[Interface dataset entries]
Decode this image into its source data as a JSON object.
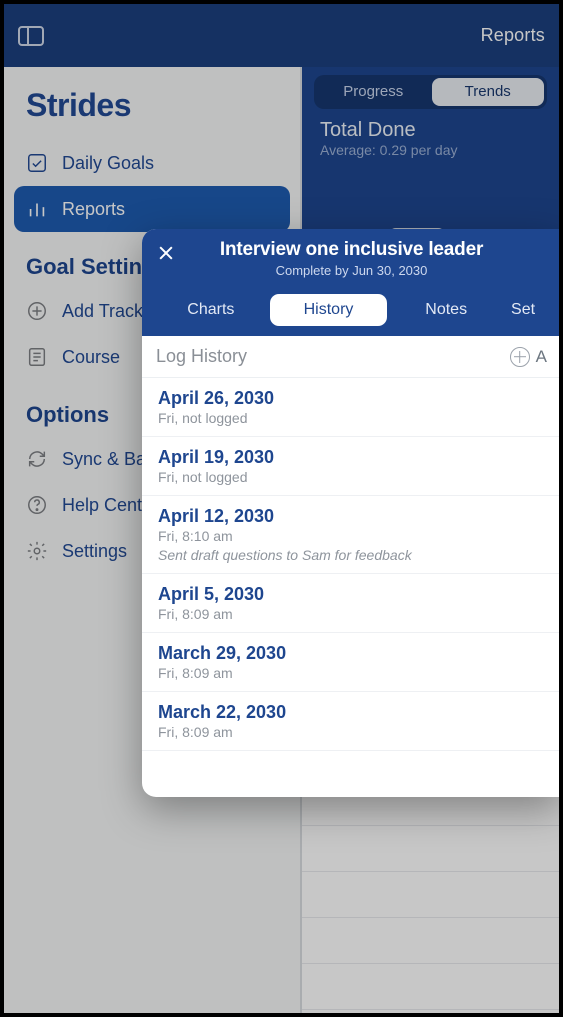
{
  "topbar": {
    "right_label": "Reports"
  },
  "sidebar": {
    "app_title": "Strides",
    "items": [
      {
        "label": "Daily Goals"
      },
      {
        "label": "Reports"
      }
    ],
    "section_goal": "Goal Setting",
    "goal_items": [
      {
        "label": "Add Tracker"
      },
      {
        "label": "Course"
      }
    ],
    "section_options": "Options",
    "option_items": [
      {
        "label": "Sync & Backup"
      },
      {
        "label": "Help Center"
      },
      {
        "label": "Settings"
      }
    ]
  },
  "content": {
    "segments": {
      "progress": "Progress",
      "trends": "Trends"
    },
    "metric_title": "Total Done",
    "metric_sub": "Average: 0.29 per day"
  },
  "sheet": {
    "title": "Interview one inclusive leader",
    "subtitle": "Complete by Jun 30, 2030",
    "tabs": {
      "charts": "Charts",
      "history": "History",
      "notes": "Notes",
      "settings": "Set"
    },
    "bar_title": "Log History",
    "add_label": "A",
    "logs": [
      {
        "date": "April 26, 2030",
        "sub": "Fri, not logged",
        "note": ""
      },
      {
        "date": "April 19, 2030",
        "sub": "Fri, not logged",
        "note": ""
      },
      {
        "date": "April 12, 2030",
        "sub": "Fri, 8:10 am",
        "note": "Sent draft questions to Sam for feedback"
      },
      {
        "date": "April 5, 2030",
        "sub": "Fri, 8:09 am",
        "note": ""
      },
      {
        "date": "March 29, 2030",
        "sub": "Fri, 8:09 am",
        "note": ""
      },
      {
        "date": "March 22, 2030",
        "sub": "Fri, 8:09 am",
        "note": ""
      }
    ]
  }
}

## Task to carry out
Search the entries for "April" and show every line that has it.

## Problem solution
        "date": "April 26, 2030",
        "date": "April 19, 2030",
        "date": "April 12, 2030",
        "date": "April 5, 2030",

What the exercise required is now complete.